■ RECORDS SUPPLIED
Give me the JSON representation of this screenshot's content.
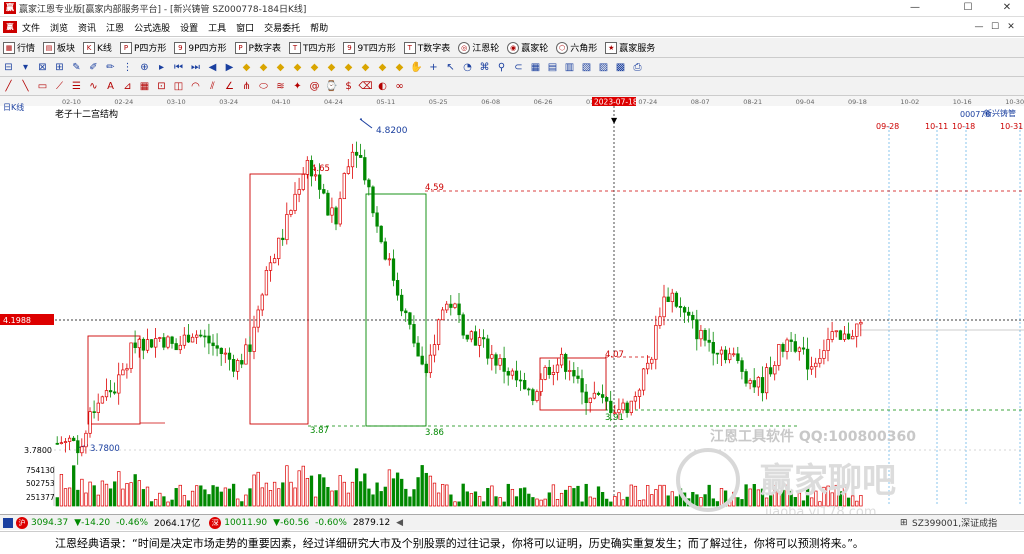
{
  "window": {
    "title": "赢家江恩专业版[赢家内部服务平台] - [新兴铸管  SZ000778-184日K线]",
    "controls": [
      "—",
      "☐",
      "✕"
    ]
  },
  "menu": {
    "items": [
      "文件",
      "浏览",
      "资讯",
      "江恩",
      "公式选股",
      "设置",
      "工具",
      "窗口",
      "交易委托",
      "帮助"
    ],
    "right_buttons": [
      "—",
      "☐",
      "✕"
    ]
  },
  "toolbar1": {
    "items": [
      {
        "label": "行情",
        "icon": "grid-icon"
      },
      {
        "label": "板块",
        "icon": "blocks-icon"
      },
      {
        "label": "K线",
        "icon": "kline-icon"
      },
      {
        "label": "P四方形",
        "icon": "p-square-icon"
      },
      {
        "label": "9P四方形",
        "icon": "9p-square-icon"
      },
      {
        "label": "P数字表",
        "icon": "p-table-icon"
      },
      {
        "label": "T四方形",
        "icon": "t-square-icon"
      },
      {
        "label": "9T四方形",
        "icon": "9t-square-icon"
      },
      {
        "label": "T数字表",
        "icon": "t-table-icon"
      },
      {
        "label": "江恩轮",
        "icon": "gann-wheel-icon"
      },
      {
        "label": "赢家轮",
        "icon": "winner-wheel-icon"
      },
      {
        "label": "六角形",
        "icon": "hexagon-icon"
      },
      {
        "label": "赢家服务",
        "icon": "service-icon"
      }
    ]
  },
  "chart_data": {
    "type": "candlestick",
    "title": "老子十二宫结构",
    "period_label": "日K线",
    "stock_code": "000778",
    "stock_name": "新兴铸管",
    "current_price_label": "4.1988",
    "cursor_date": "2023-07-18",
    "x_ticks": [
      "02-10",
      "02-24",
      "03-10",
      "03-24",
      "04-10",
      "04-24",
      "05-11",
      "05-25",
      "06-08",
      "06-26",
      "07-10",
      "07-24",
      "08-07",
      "08-21",
      "09-04",
      "09-18",
      "10-02",
      "10-16",
      "10-30"
    ],
    "future_dates": [
      "09-28",
      "10-11",
      "10-18",
      "10-31"
    ],
    "annotations": [
      "4.8200",
      "4.59",
      "4.07",
      "3.91",
      "3.87",
      "3.86",
      "3.7800",
      "3.7800",
      "4.65"
    ],
    "y_axis_labels": [
      "3.7800"
    ],
    "volume_axis_labels": [
      "754130",
      "502753",
      "251377"
    ],
    "watermarks": [
      "江恩工具软件  QQ:100800360",
      "赢家聊吧",
      "jiaoba.yj178.com"
    ]
  },
  "status": {
    "sh_value": "3094.37",
    "sh_change": "▼-14.20",
    "sh_pct": "-0.46%",
    "sh_amount": "2064.17亿",
    "sz_value": "10011.90",
    "sz_change": "▼-60.56",
    "sz_pct": "-0.60%",
    "sz_amount": "2879.12",
    "right_ticker": "SZ399001,深证成指"
  },
  "quote": "江恩经典语录：“时间是决定市场走势的重要因素，经过详细研究大市及个别股票的过往记录，你将可以证明，历史确实重复发生；而了解过往，你将可以预测将来。”。"
}
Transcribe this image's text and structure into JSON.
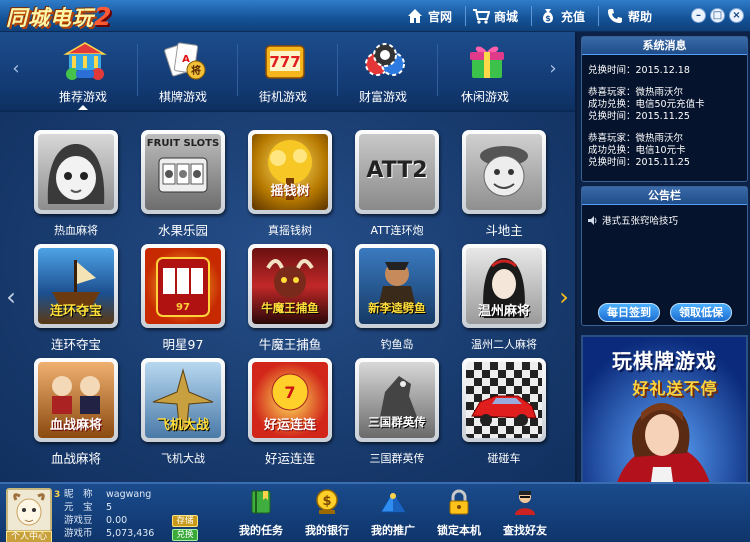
{
  "app": {
    "logo_text": "同城电玩",
    "logo_number": "2"
  },
  "titlebar": {
    "links": [
      {
        "label": "官网",
        "icon": "home-icon"
      },
      {
        "label": "商城",
        "icon": "shopping-cart-icon"
      },
      {
        "label": "充值",
        "icon": "money-bag-icon"
      },
      {
        "label": "帮助",
        "icon": "phone-icon"
      }
    ],
    "window_buttons": {
      "minimize": "–",
      "restore": "□",
      "close": "×"
    }
  },
  "categories": {
    "items": [
      {
        "label": "推荐游戏",
        "icon": "carousel-icon",
        "selected": true
      },
      {
        "label": "棋牌游戏",
        "icon": "playing-cards-icon",
        "selected": false
      },
      {
        "label": "街机游戏",
        "icon": "slot-777-icon",
        "selected": false
      },
      {
        "label": "财富游戏",
        "icon": "casino-chips-icon",
        "selected": false
      },
      {
        "label": "休闲游戏",
        "icon": "gift-box-icon",
        "selected": false
      }
    ],
    "prev": "‹",
    "next": "›"
  },
  "games": [
    {
      "label": "热血麻将",
      "art_text": "",
      "large": false
    },
    {
      "label": "水果乐园",
      "art_text": "FRUIT SLOTS",
      "large": true
    },
    {
      "label": "真摇钱树",
      "art_text": "摇钱树",
      "large": false
    },
    {
      "label": "ATT连环炮",
      "art_text": "ATT2",
      "large": false
    },
    {
      "label": "斗地主",
      "art_text": "",
      "large": true
    },
    {
      "label": "连环夺宝",
      "art_text": "连环夺宝",
      "large": true
    },
    {
      "label": "明星97",
      "art_text": "",
      "large": true
    },
    {
      "label": "牛魔王捕鱼",
      "art_text": "牛魔王捕鱼",
      "large": true
    },
    {
      "label": "钓鱼岛",
      "art_text": "新李逵劈鱼",
      "large": false
    },
    {
      "label": "温州二人麻将",
      "art_text": "温州麻将",
      "large": false
    },
    {
      "label": "血战麻将",
      "art_text": "血战麻将",
      "large": true
    },
    {
      "label": "飞机大战",
      "art_text": "飞机大战",
      "large": false
    },
    {
      "label": "好运连连",
      "art_text": "好运连连",
      "large": true
    },
    {
      "label": "三国群英传",
      "art_text": "三国群英传",
      "large": false
    },
    {
      "label": "碰碰车",
      "art_text": "",
      "large": false
    }
  ],
  "grid_nav": {
    "prev": "‹",
    "next": "›"
  },
  "system_messages": {
    "title": "系统消息",
    "lines": [
      "兑换时间：2015.12.18",
      "",
      "恭喜玩家：微热雨沃尔",
      "成功兑换：电信50元充值卡",
      "兑换时间：2015.11.25",
      "",
      "恭喜玩家：微热雨沃尔",
      "成功兑换：电信10元卡",
      "兑换时间：2015.11.25"
    ]
  },
  "notice_board": {
    "title": "公告栏",
    "items": [
      "港式五张窍哈技巧"
    ],
    "daily_signin": "每日签到",
    "claim_insurance": "领取低保"
  },
  "advert": {
    "line1": "玩棋牌游戏",
    "line2": "好礼送不停"
  },
  "user": {
    "vip_level": "3",
    "personal_center": "个人中心",
    "rows": [
      {
        "label": "昵　称",
        "value": "wagwang"
      },
      {
        "label": "元　宝",
        "value": "5"
      },
      {
        "label": "游戏豆",
        "value": "0.00"
      },
      {
        "label": "游戏币",
        "value": "5,073,436"
      }
    ],
    "deposit_button": "存储",
    "exchange_button": "兑换"
  },
  "bottom_nav": [
    {
      "label": "我的任务",
      "icon": "task-book-icon"
    },
    {
      "label": "我的银行",
      "icon": "bank-coin-icon"
    },
    {
      "label": "我的推广",
      "icon": "pyramid-icon"
    },
    {
      "label": "锁定本机",
      "icon": "lock-icon"
    },
    {
      "label": "查找好友",
      "icon": "find-friend-icon"
    }
  ],
  "colors": {
    "accent_yellow": "#ffc21a",
    "panel_bg": "#0c2347",
    "pill_blue": "#1d6ed1"
  }
}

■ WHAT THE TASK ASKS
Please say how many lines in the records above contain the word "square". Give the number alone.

■ ANSWER SECTION
4